Authored by:” John Allen, firstname.lastname@example.org
Last month’s Collection Gem featured a map of 1871 State Railroads. This month we highlight Map 219, “Map of the Railroads of New Jersey”, carrying a date of 1894-95 (Figure 1). But why was it copyrighted in 1892? Regardless, the changes in almost 25 years were dramatic!
The New Jersey West line, proposed across Hunterdon County and crossing the Delaware River at Milford, (Figure 3 of the July 2019 Collection Gem), was never completed. Originally chartered in 1865, it was revised in 1867 and ’69 when it was authorized to build a bridge to Pennsylvania from Milford. Since there was no railroad on the Pennsylvania side near Milford common sense prevailed, and the line was never completed. Only part of the line was built, and it remains in use today as NJT’s Gladstone Branch between Summit and Bernardsville. The lines that DID service the County, shown in
Figure 2, included the Flemington & Raritan South Branch RR, the Central RR of NJ and its South Branch (discussed in last month’s Gem), and the Easton and Amboy Railroad.
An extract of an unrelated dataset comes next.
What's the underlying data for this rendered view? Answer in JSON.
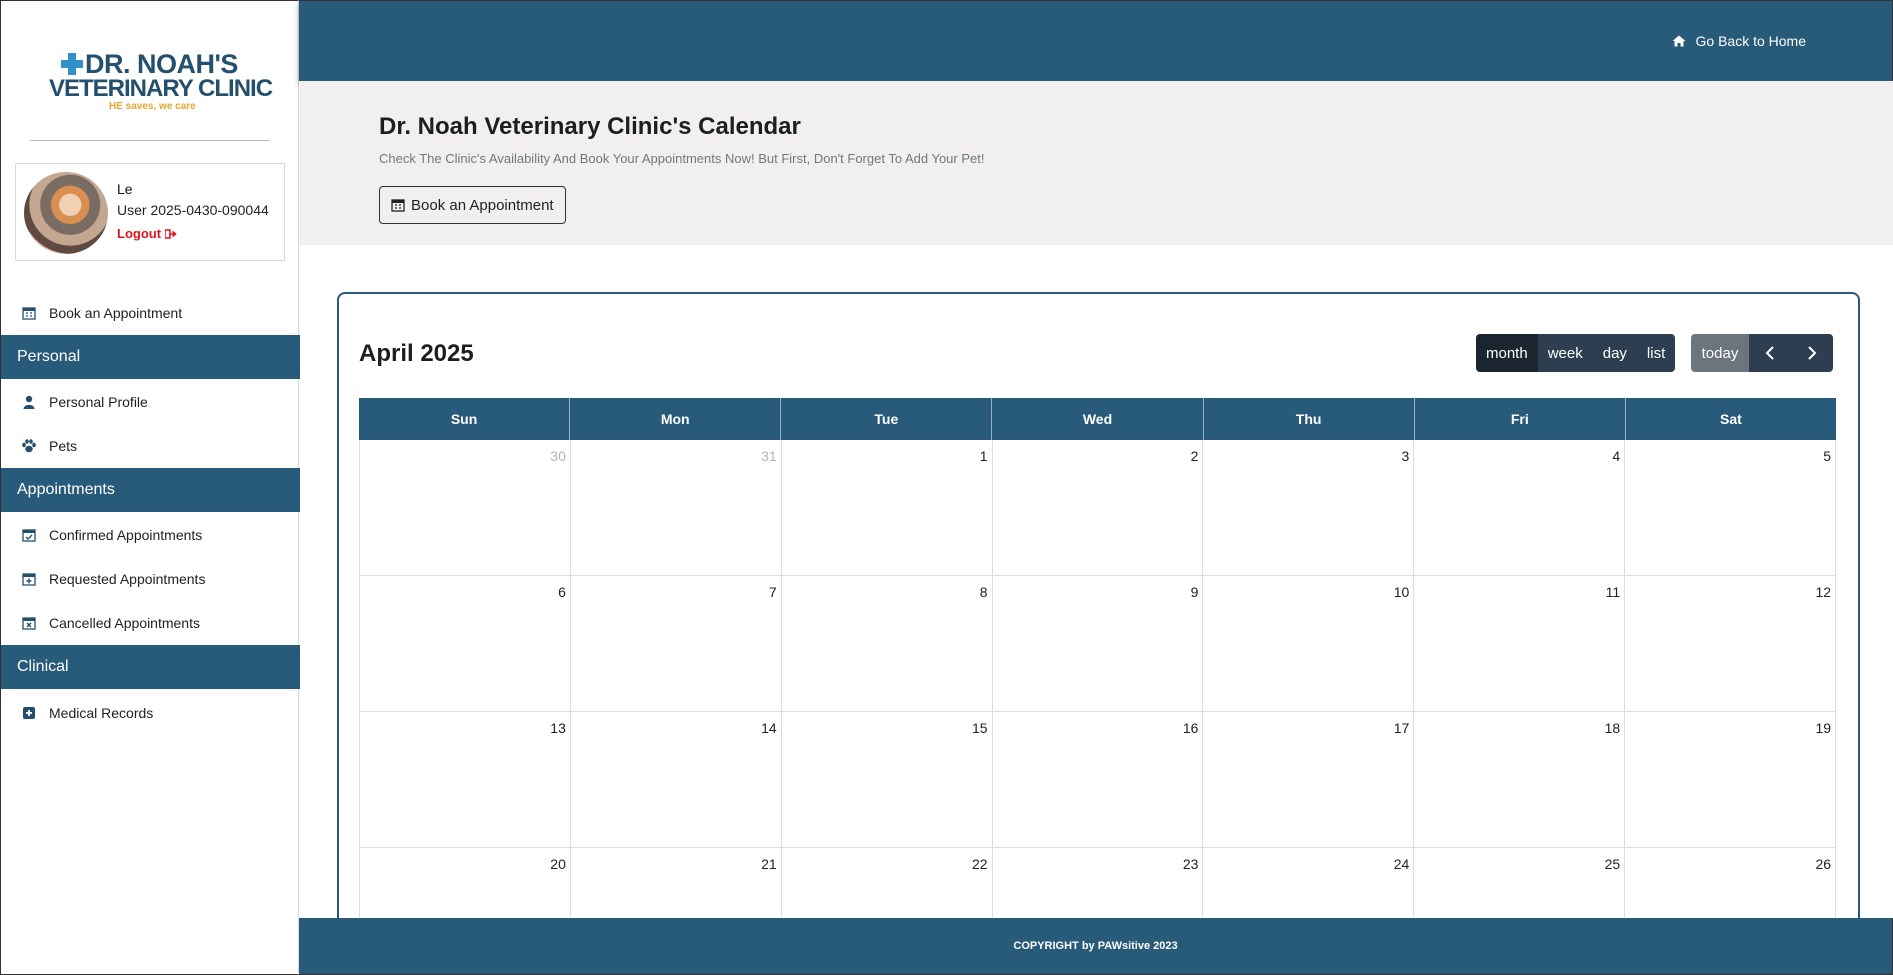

Construction of the latter began in 1872, but halted at Pattenburg when funds ran out prior to completion of a tunnel through the Musconetcong Mountain. It was purchased by the Lehigh Valley RR and completed in 1875, connecting the Lehigh Valley Railroad coal hauling operations in Pennsylvania with consumers in the New York City vicinity.
The difference in the southern line through Raritan and Delaware Townships reflects a merger in 1885 when it became the Belvidere Delaware RR running to Flemington Junction. (Now the Black River & Western Railroad, as discussed last month).
Last month much discussion centered on railroads bringing mine products to market. In the Sussex County portion of this 1894-95 map (Figure 3) it is obvious this is still a significant objective in rail construction. Spur lines ran in Sussex County to Branchville, and to the Ogden Mine via the Ford Mine. Franklin (and its mine) was an important junction. Some of the smaller spur lines in the northwest of the State have obvious advantages. For example, look at the track from the Ogden Mine. In 1871 it terminated at the northern end of Lake Hopatcong, where iron ore was transferred to barges which brought it to the Morris Canal. This route was open only during months when the Lake was not iced over. By 1894-95 the rails bypass the Lake so the extracted iron ore could be transported to market year-round, no longer requiring an ice-free Lake. What is also apparent from inspection of Figure 3 is the incredible degree of “over-building” of railroads. This is even more evident in northeastern New Jersey (Figure 4) which also very effectively conveys visual evidence of New York City’s importance to the industrial economy. Notice how many lines converge on the docks in Jersey City where freight was barged across the Hudson River to Manhattan’s consumers!
Many lines existed on the drawing board in 1871, and the 1894-95 map reveals competition rather than cooperation drove the different companies. Without a topographic overlay it may be unfair to judge, but there are many parallel lines that look redundant. The result was substantial capital expenditure and negative economic effects. Reading the Wikipedia entries for these lines reveals many went into “receivership”. Consolidations were frequent, with the result that many of New Jersey’s railways are now hiking or biking trails, and the State’s railroad industry is dominated by two freight (CSX and Norfolk Southern) and two passenger lines (New Jersey Transit and Amtrak). Sure, there are many small regional lines like the Hudson Bergen Light Railroad, but these do not – and cannot – compete with the lines listed above. This exercise made me think of Steve Goodman’s “City of New Orleans” song…